In November of 1928, the Rebbe’s marriage to Rebbetzin Chaya Mushka, daughter of the then Lubavitcher Rebbe Rabbi Yosef Yitzchak Schneersohn, was held in Warsaw, Poland.
By then word of Rabbi Yosef Yitzchak’s heroic struggle on behalf of Soviet Jewry was world-renowned, and the high regard in which he was held was evidenced by the numerous rabbis, rebbes and lay leaders of European Jewry, and the thousands of people from all walks of life, who honored him with their presence at his daughter’s wedding.

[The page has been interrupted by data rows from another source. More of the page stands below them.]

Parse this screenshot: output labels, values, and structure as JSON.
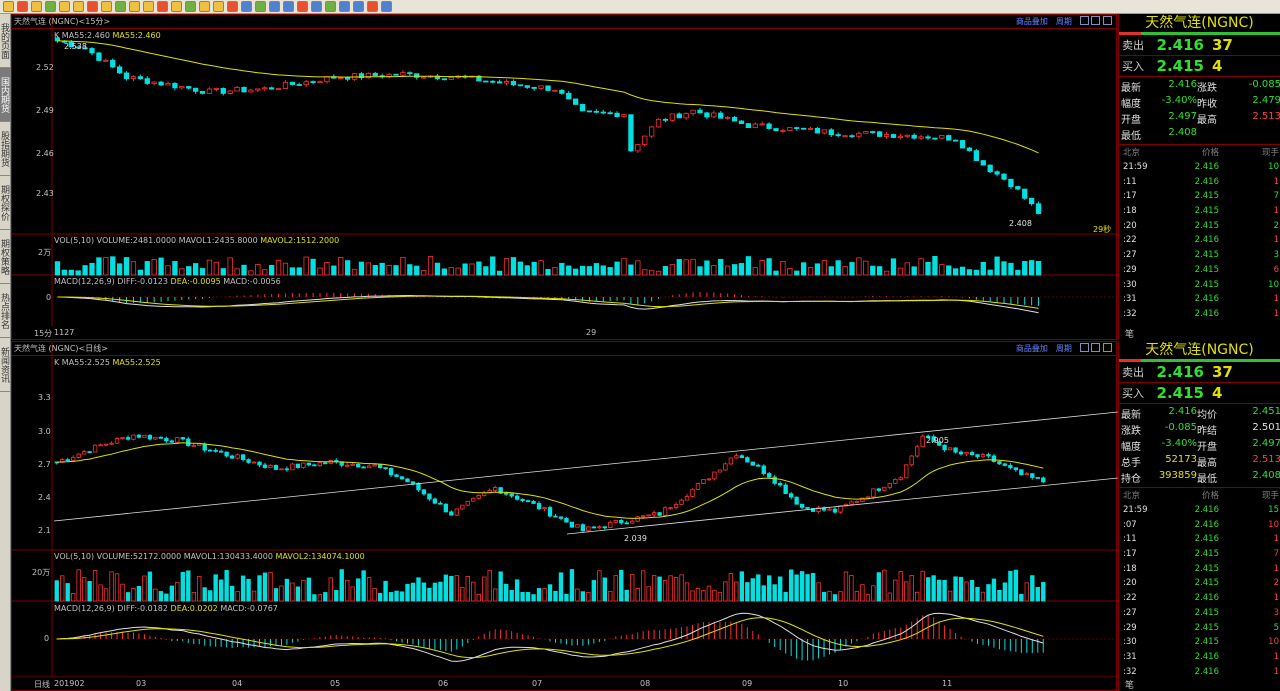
{
  "sidebar": {
    "tabs": [
      "我的页面",
      "国内期货",
      "股指期货",
      "期权探价",
      "期权策略",
      "热点排名",
      "新闻资讯"
    ]
  },
  "toolbar": {
    "icons": [
      "back",
      "home",
      "grid",
      "refresh",
      "zoom-in",
      "zoom-out",
      "pen",
      "draw",
      "filter",
      "new",
      "list",
      "chart",
      "d1",
      "d2",
      "d3",
      "d4",
      "d5",
      "d6",
      "d7",
      "d8",
      "d9",
      "d10",
      "d11",
      "d12",
      "d13",
      "d14",
      "d15",
      "d16"
    ]
  },
  "top": {
    "title": "天然气连 (NGNC)<15分>",
    "links": [
      "商品叠加",
      "周期"
    ],
    "ma_label": "K  MA55:2.460",
    "ma_label2": "MA55:2.460",
    "high_mark": "2.538",
    "low_mark": "2.408",
    "countdown": "29秒",
    "yticks": [
      "2.52",
      "2.49",
      "2.46",
      "2.43"
    ],
    "vol_label": "VOL(5,10) VOLUME:2481.0000  MAVOL1:2435.8000",
    "vol_label2": "MAVOL2:1512.2000",
    "vol_tick": "2万",
    "macd_label": "MACD(12,26,9) DIFF:-0.0123",
    "macd_label2": "DEA:-0.0095",
    "macd_label3": "MACD:-0.0056",
    "macd_tick": "0",
    "xaxis": [
      "15分",
      "1127",
      "29"
    ]
  },
  "bottom": {
    "title": "天然气连 (NGNC)<日线>",
    "links": [
      "商品叠加",
      "周期"
    ],
    "ma_label": "K  MA55:2.525",
    "ma_label2": "MA55:2.525",
    "high_mark": "2.905",
    "low_mark": "2.039",
    "yticks": [
      "3.3",
      "3.0",
      "2.7",
      "2.4",
      "2.1"
    ],
    "vol_label": "VOL(5,10) VOLUME:52172.0000  MAVOL1:130433.4000",
    "vol_label2": "MAVOL2:134074.1000",
    "vol_tick": "20万",
    "macd_label": "MACD(12,26,9) DIFF:-0.0182",
    "macd_label2": "DEA:0.0202",
    "macd_label3": "MACD:-0.0767",
    "macd_tick": "0",
    "xaxis": [
      "日线",
      "201902",
      "03",
      "04",
      "05",
      "06",
      "07",
      "08",
      "09",
      "10",
      "11"
    ]
  },
  "chart_data": [
    {
      "type": "candlestick",
      "name": "15min",
      "ylim": [
        2.4,
        2.545
      ],
      "keypoints": [
        [
          0,
          2.53
        ],
        [
          4,
          2.525
        ],
        [
          10,
          2.505
        ],
        [
          16,
          2.5
        ],
        [
          22,
          2.495
        ],
        [
          30,
          2.497
        ],
        [
          40,
          2.505
        ],
        [
          50,
          2.507
        ],
        [
          58,
          2.505
        ],
        [
          66,
          2.5
        ],
        [
          72,
          2.497
        ],
        [
          76,
          2.48
        ],
        [
          82,
          2.48
        ],
        [
          83,
          2.455
        ],
        [
          87,
          2.475
        ],
        [
          92,
          2.482
        ],
        [
          100,
          2.472
        ],
        [
          112,
          2.467
        ],
        [
          124,
          2.465
        ],
        [
          130,
          2.463
        ],
        [
          134,
          2.445
        ],
        [
          138,
          2.432
        ],
        [
          142,
          2.412
        ]
      ],
      "bars": 143
    },
    {
      "type": "candlestick",
      "name": "daily",
      "ylim": [
        2.0,
        3.55
      ],
      "keypoints": [
        [
          0,
          2.65
        ],
        [
          8,
          2.78
        ],
        [
          14,
          2.86
        ],
        [
          22,
          2.82
        ],
        [
          30,
          2.72
        ],
        [
          40,
          2.6
        ],
        [
          50,
          2.65
        ],
        [
          58,
          2.62
        ],
        [
          64,
          2.5
        ],
        [
          72,
          2.25
        ],
        [
          80,
          2.45
        ],
        [
          88,
          2.3
        ],
        [
          96,
          2.12
        ],
        [
          104,
          2.2
        ],
        [
          110,
          2.25
        ],
        [
          118,
          2.5
        ],
        [
          124,
          2.72
        ],
        [
          130,
          2.55
        ],
        [
          136,
          2.3
        ],
        [
          142,
          2.27
        ],
        [
          148,
          2.4
        ],
        [
          154,
          2.55
        ],
        [
          158,
          2.85
        ],
        [
          164,
          2.72
        ],
        [
          170,
          2.68
        ],
        [
          176,
          2.55
        ],
        [
          180,
          2.5
        ]
      ],
      "bars": 181
    }
  ],
  "quote_top": {
    "title": "天然气连(NGNC)",
    "sell_label": "卖出",
    "sell_price": "2.416",
    "sell_vol": "37",
    "buy_label": "买入",
    "buy_price": "2.415",
    "buy_vol": "4",
    "stats": [
      [
        "最新",
        "2.416",
        "涨跌",
        "-0.085"
      ],
      [
        "幅度",
        "-3.40%",
        "昨收",
        "2.479"
      ],
      [
        "开盘",
        "2.497",
        "最高",
        "2.513"
      ],
      [
        "最低",
        "2.408",
        "",
        ""
      ]
    ],
    "tick_head": [
      "北京",
      "价格",
      "现手"
    ],
    "ticks": [
      [
        "21:59",
        "2.416",
        "10"
      ],
      [
        ":11",
        "2.416",
        "1"
      ],
      [
        ":17",
        "2.415",
        "7"
      ],
      [
        ":18",
        "2.415",
        "1"
      ],
      [
        ":20",
        "2.415",
        "2"
      ],
      [
        ":22",
        "2.416",
        "1"
      ],
      [
        ":27",
        "2.415",
        "3"
      ],
      [
        ":29",
        "2.415",
        "6"
      ],
      [
        ":30",
        "2.415",
        "10"
      ],
      [
        ":31",
        "2.416",
        "1"
      ],
      [
        ":32",
        "2.416",
        "1"
      ]
    ],
    "footer": "笔"
  },
  "quote_bottom": {
    "title": "天然气连(NGNC)",
    "sell_label": "卖出",
    "sell_price": "2.416",
    "sell_vol": "37",
    "buy_label": "买入",
    "buy_price": "2.415",
    "buy_vol": "4",
    "stats": [
      [
        "最新",
        "2.416",
        "均价",
        "2.451"
      ],
      [
        "涨跌",
        "-0.085",
        "昨结",
        "2.501"
      ],
      [
        "幅度",
        "-3.40%",
        "开盘",
        "2.497"
      ],
      [
        "总手",
        "52173",
        "最高",
        "2.513"
      ],
      [
        "持仓",
        "393859",
        "最低",
        "2.408"
      ]
    ],
    "tick_head": [
      "北京",
      "价格",
      "现手"
    ],
    "ticks": [
      [
        "21:59",
        "2.416",
        "15"
      ],
      [
        ":07",
        "2.416",
        "10"
      ],
      [
        ":11",
        "2.416",
        "1"
      ],
      [
        ":17",
        "2.415",
        "7"
      ],
      [
        ":18",
        "2.415",
        "1"
      ],
      [
        ":20",
        "2.415",
        "2"
      ],
      [
        ":22",
        "2.416",
        "1"
      ],
      [
        ":27",
        "2.415",
        "3"
      ],
      [
        ":29",
        "2.415",
        "5"
      ],
      [
        ":30",
        "2.415",
        "10"
      ],
      [
        ":31",
        "2.416",
        "1"
      ],
      [
        ":32",
        "2.416",
        "1"
      ]
    ],
    "footer": "笔"
  },
  "colors": {
    "up": "#ff3030",
    "down": "#00e0e0",
    "ma": "#e0e000",
    "border": "#800000"
  }
}
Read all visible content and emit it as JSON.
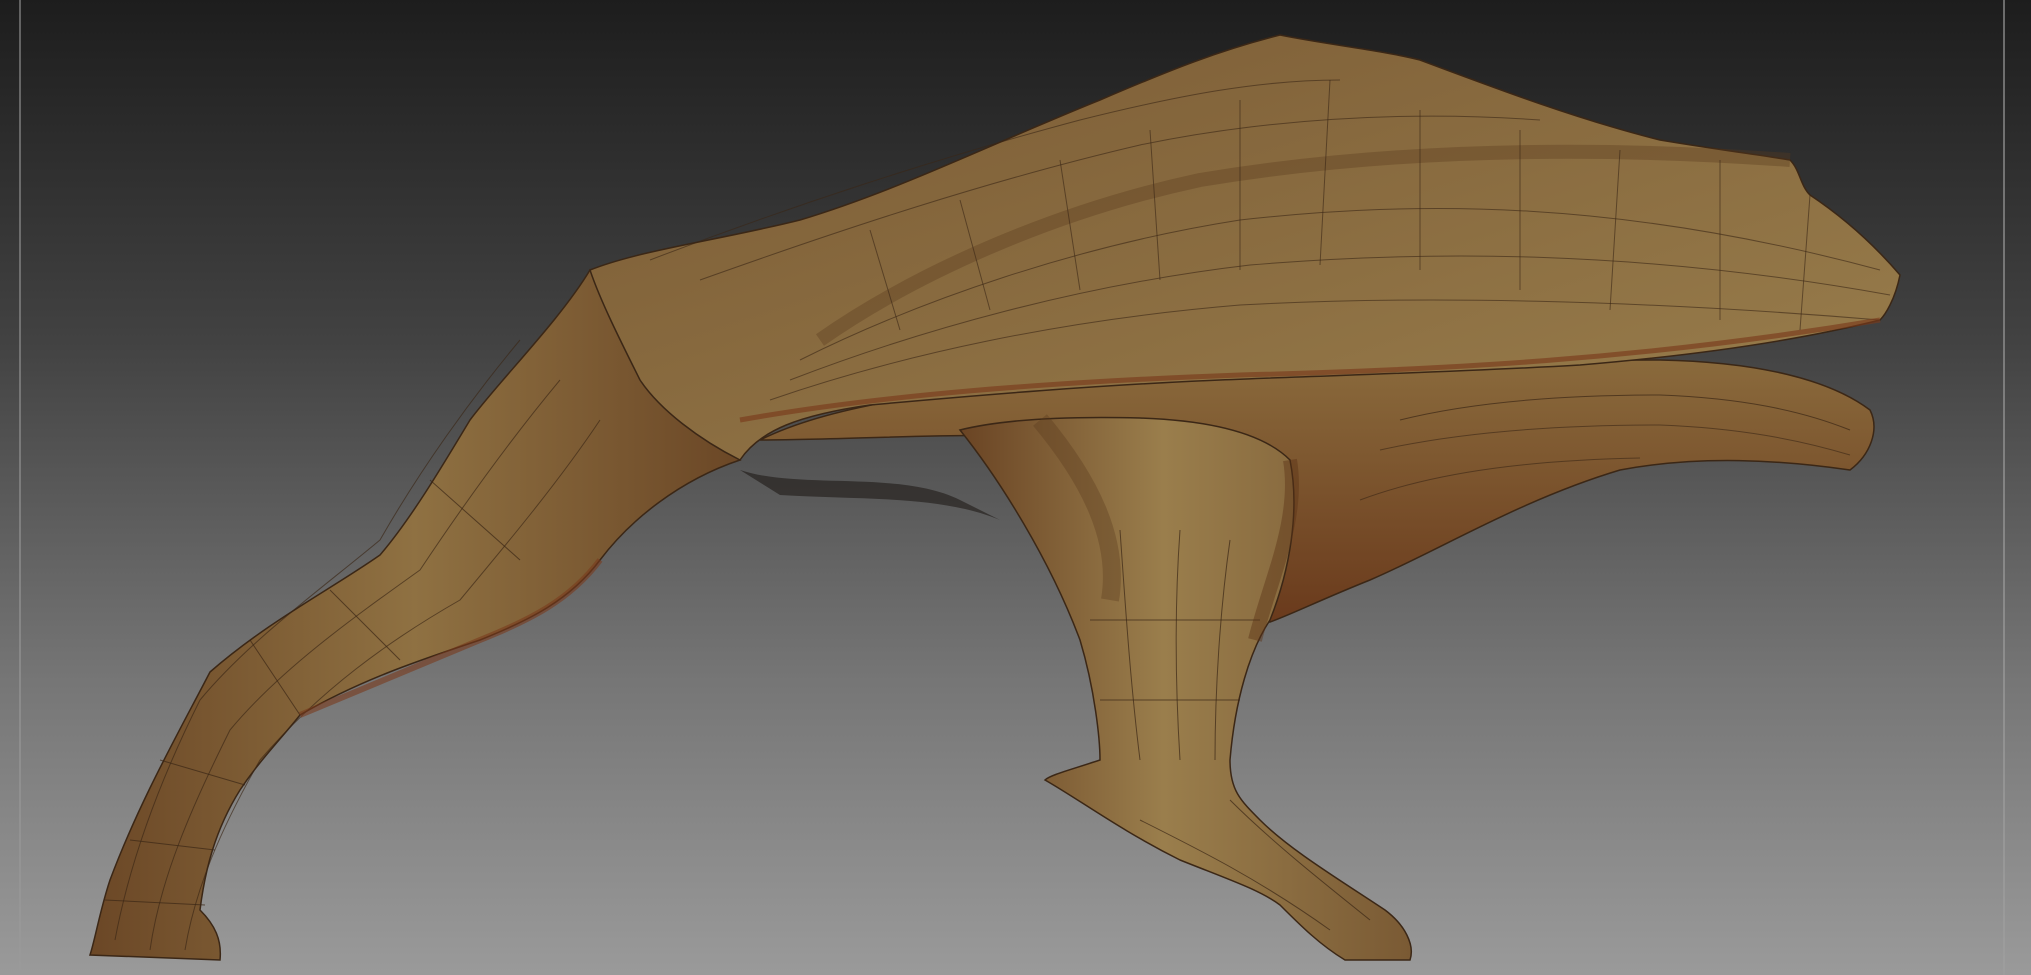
{
  "viewport": {
    "background_top": "#1d1d1d",
    "background_bottom": "#9a9a9a",
    "frame_line": "#9a9a9a"
  },
  "model": {
    "icon": "sculpt-mesh",
    "shading": "polyframe",
    "colors": {
      "base": "#7a5a34",
      "highlight": "#8f7142",
      "light": "#9c8050",
      "shadow": "#6a4424",
      "rim": "#7a3a1c",
      "wire": "#3b2716"
    }
  }
}
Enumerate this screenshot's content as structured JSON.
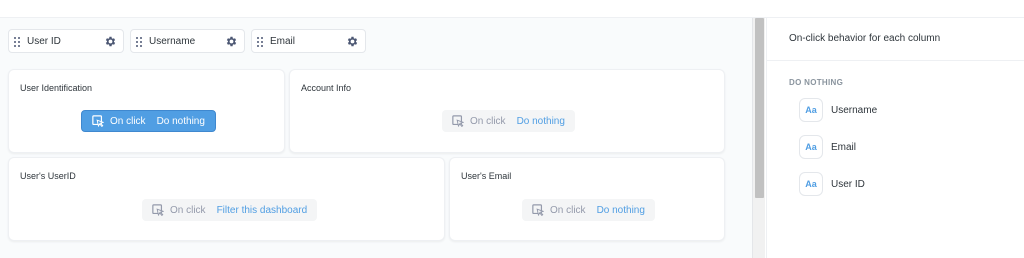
{
  "columns": [
    {
      "label": "User ID"
    },
    {
      "label": "Username"
    },
    {
      "label": "Email"
    }
  ],
  "cards": [
    {
      "title": "User Identification",
      "on_click": "On click",
      "action": "Do nothing"
    },
    {
      "title": "Account Info",
      "on_click": "On click",
      "action": "Do nothing"
    },
    {
      "title": "User's UserID",
      "on_click": "On click",
      "action": "Filter this dashboard"
    },
    {
      "title": "User's Email",
      "on_click": "On click",
      "action": "Do nothing"
    }
  ],
  "sidebar": {
    "title": "On-click behavior for each column",
    "section": "DO NOTHING",
    "items": [
      {
        "icon": "Aa",
        "label": "Username"
      },
      {
        "icon": "Aa",
        "label": "Email"
      },
      {
        "icon": "Aa",
        "label": "User ID"
      }
    ]
  },
  "colors": {
    "brand": "#509ee3",
    "text": "#2e353b",
    "muted": "#949aab"
  }
}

At the beginning of the wedding, the Rebbetzin’s father announced:
“It is a tradition that the souls of the ancestors of the bride and groom come and participate in their wedding celebration . . . As my invitation to them, I will now deliver a maamar (discourse of chassidic teaching) which includes teachings from our holy and righteous ancestors: the Alter Rebbe (Rabbi Schneur Zalman, the founder of Chabad Chassidism); Rabbi DovBer of Lubavitch; our great-grandfather (Rabbi Menachem Mendel of Lubavitch—the Rebbe’s namesake); our grandfather (Rabbi Shmuel of Lubavitch); and of my father, the bride’s grandfather (Rabbi Sholom DovBer). As our sages have said, ‘Whoever repeats a teaching should envision the author of the teaching standing before him.’”
Those who attended the wedding later recalled the palpable sense of holiness which permeated the room as Rabbi Yosef Yitzchak delivered the discourse.
Hundreds of miles away, another wedding celebration was being held that night. In the city of Yekatrinoslav (Dnepropetrovsk), the Rebbe’s parents, harassed by the Soviet authorities for their efforts on behalf of Judaism, were denied permission to travel to Warsaw. (In 1939 the Rebbe’s father would be arrested, cruelly tortured, and banished to the gulag, where he died in 1944 of sickness and hardship.)
Prevented by a curtain of iron from attending the marriage of their firstborn son, they were nevertheless determined to rejoice in his joy.
In a moving memoir, the Rebbe’s mother, Rebbetzin Chana, described the wedding celebration held in their home, which lacked the physical presence of a groom and bride, yet was aflame with a joy as powerful as the pain in the groom’s parents’ hearts.